[Dataset excerpts]

----

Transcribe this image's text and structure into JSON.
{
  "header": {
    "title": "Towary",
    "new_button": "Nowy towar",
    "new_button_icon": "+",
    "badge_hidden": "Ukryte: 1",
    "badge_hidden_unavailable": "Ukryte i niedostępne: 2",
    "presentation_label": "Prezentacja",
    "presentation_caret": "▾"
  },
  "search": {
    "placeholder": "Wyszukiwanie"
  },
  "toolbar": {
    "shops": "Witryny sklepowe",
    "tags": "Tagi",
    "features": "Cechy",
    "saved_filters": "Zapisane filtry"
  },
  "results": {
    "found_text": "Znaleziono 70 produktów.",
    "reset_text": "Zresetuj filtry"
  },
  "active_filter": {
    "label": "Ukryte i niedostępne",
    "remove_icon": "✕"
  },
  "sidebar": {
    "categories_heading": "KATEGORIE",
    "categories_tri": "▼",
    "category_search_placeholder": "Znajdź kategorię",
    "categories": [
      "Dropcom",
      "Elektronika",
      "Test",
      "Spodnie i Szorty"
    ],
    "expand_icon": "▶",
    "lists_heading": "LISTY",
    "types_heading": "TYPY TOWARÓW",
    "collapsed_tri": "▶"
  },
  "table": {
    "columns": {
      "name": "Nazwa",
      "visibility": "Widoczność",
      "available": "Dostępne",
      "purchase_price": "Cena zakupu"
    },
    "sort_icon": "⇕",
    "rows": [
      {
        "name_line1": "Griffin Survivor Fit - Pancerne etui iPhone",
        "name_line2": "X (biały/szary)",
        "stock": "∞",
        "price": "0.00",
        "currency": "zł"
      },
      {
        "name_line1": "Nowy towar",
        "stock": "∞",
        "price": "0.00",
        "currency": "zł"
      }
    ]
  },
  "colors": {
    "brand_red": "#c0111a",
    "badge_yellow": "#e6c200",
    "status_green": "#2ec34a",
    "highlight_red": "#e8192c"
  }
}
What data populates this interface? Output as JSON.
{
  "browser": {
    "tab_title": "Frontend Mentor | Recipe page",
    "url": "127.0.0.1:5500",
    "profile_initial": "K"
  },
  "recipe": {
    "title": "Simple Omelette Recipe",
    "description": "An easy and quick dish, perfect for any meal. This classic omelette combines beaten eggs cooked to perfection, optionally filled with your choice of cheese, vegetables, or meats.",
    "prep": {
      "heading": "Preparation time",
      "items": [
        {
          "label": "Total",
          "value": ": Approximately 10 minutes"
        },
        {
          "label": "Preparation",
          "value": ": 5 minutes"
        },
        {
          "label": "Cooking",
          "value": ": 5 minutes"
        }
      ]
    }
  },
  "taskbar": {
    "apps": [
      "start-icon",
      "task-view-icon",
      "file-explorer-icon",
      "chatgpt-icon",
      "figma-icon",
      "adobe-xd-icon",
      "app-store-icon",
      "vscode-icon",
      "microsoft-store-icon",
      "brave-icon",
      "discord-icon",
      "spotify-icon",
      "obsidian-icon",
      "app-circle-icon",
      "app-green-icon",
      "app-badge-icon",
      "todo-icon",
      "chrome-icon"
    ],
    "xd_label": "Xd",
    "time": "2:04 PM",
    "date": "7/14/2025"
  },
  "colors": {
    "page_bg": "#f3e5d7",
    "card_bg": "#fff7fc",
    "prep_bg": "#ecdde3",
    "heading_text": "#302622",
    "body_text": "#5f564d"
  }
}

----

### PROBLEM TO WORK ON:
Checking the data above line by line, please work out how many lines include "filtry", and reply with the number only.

### RESPONSE:
2